So where does that leave us in terms of the audience role in the performance of Coriolanus? Though the play comes close to Aristotle's single-plot tragedy of the destruction of a great man, there are strong offsets to the negative feelings such a type of play may arouse. The hero is less flawed than supposed by superficial judgments, as alert audiences may delight in perceiving, and after intense suspense about a ruinous outcome, he largely eludes the disaster which his planned attack on his native society implies. This achievement of peace is a sign that the greatness of Coriolanus is truly productive, which is reassuring to audiences about the possibility of happy outcomes. His death is accepted both by him and by the audience as the almost inevitable price of averting the ruin of one or both states with which he has been involved, because of the kind of personal tensions generated by this positive outcome. That Coriolanus can accept this sacrifice for a higher good must seem reassuring to audiences about positive aspects of human nature. Only by seeking happier elements in this play can a rewarding relationship between the script and its audience be perceived. Otherwise the play may be reduced to the dullness of an illustration for psychoanalytic dogma.
Gilbert, Allan H., ed. 1962. Literary Criticism: Plato to Dryden. Detroit: Wayne State University Press.
Dutton Cook's A Book of the Play describes how in "The Castle Spectre" Kemble would "climb from a sofa up to a gothic window high above him, and then, alarmed by the approach of his negro sentinels, fall from the height flat again at full length upon his sofa, and to pretend to be asleep as his guards had previously left him.

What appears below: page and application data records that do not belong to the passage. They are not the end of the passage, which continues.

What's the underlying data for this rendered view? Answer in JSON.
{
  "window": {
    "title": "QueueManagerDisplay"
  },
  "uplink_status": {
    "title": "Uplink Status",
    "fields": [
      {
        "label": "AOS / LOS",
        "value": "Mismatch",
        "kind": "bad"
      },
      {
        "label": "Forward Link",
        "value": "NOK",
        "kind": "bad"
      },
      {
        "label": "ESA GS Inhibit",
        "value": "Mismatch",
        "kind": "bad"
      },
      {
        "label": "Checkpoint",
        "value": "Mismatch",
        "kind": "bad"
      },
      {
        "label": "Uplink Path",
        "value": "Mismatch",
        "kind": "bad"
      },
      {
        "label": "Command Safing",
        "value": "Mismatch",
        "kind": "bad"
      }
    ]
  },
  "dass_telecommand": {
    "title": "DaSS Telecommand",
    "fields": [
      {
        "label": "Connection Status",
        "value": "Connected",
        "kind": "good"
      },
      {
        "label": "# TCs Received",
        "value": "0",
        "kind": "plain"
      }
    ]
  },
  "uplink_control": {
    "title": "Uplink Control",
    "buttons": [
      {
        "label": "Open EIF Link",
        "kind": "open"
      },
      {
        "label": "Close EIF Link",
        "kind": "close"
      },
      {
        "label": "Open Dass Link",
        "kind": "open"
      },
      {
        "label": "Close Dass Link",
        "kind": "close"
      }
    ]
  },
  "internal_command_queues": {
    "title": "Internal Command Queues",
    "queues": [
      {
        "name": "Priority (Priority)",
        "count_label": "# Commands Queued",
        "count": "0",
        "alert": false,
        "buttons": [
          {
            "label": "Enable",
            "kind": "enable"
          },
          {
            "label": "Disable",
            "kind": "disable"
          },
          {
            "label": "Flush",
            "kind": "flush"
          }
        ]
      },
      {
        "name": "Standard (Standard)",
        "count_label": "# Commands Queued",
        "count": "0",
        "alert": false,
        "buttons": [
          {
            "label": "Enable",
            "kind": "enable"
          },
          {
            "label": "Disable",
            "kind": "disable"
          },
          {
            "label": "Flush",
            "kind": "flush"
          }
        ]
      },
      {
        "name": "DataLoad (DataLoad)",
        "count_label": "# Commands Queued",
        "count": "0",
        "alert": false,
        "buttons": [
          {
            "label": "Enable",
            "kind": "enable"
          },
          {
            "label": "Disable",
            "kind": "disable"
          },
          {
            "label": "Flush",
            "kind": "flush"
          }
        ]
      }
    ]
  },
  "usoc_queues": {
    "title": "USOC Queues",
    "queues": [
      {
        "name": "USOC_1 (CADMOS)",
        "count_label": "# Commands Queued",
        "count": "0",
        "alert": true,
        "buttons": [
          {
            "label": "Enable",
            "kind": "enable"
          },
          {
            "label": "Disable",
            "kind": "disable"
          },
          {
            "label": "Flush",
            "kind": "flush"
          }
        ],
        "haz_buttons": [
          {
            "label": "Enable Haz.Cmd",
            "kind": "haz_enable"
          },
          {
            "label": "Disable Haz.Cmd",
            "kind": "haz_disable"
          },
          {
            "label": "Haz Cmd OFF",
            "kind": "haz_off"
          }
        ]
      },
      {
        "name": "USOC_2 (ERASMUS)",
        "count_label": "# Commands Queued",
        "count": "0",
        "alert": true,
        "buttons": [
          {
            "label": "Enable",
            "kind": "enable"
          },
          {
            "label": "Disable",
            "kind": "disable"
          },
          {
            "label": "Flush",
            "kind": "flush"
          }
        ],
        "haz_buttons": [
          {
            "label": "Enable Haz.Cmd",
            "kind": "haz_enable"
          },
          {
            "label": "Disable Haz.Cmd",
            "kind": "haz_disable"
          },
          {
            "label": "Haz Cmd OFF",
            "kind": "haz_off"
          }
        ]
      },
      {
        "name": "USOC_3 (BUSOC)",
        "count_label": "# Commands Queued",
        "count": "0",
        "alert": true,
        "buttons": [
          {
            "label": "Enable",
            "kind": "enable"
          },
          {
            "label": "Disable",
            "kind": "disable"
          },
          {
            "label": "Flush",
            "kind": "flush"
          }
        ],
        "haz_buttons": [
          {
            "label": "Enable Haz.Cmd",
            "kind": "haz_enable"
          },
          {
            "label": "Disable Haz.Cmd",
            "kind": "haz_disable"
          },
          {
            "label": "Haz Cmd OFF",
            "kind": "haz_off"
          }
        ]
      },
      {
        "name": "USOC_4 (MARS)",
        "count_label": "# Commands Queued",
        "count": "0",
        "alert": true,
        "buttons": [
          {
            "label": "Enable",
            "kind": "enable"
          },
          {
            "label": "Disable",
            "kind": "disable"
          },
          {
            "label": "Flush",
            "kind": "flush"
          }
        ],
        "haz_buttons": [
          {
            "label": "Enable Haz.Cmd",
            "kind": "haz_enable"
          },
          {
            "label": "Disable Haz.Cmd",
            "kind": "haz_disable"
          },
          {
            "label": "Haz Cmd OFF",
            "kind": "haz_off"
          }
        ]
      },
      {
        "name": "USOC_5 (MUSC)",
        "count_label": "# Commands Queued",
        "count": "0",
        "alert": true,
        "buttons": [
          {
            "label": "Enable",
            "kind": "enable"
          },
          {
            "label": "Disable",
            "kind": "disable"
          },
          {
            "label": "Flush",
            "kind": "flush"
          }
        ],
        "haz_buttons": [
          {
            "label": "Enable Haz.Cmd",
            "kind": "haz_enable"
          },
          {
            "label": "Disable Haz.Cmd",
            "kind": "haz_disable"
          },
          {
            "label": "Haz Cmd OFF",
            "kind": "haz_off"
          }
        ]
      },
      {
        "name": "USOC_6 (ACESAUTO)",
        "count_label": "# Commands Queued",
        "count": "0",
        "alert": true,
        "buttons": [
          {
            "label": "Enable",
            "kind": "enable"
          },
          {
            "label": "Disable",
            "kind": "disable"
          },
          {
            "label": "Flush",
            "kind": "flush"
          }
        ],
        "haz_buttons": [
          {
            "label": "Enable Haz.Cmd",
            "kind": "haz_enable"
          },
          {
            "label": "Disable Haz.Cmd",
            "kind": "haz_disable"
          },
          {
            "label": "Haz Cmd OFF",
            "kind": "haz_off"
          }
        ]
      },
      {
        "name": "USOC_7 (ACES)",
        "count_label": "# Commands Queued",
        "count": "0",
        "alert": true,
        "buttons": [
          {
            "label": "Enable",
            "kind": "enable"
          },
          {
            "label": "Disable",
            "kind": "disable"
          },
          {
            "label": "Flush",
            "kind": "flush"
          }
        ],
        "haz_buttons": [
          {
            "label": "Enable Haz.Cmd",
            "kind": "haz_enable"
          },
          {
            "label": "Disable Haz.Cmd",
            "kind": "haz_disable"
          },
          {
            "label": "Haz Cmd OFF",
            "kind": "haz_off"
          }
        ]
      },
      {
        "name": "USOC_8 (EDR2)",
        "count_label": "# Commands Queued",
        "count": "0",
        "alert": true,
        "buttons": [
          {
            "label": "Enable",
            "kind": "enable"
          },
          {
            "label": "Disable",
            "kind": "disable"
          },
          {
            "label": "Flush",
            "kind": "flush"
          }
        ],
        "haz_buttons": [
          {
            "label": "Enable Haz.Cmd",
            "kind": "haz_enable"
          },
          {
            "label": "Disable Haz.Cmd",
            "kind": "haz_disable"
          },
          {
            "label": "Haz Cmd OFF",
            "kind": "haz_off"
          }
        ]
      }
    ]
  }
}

Kemble is said to have done this 'as boldly and suddenly as if he had been shot'. . ." Comments Mr. Boaden: "It is melancholy. . . that the Cato of a company should be allowed to risk his neck." So Olivier's risky fall in Coriolanus is not without stage precedent.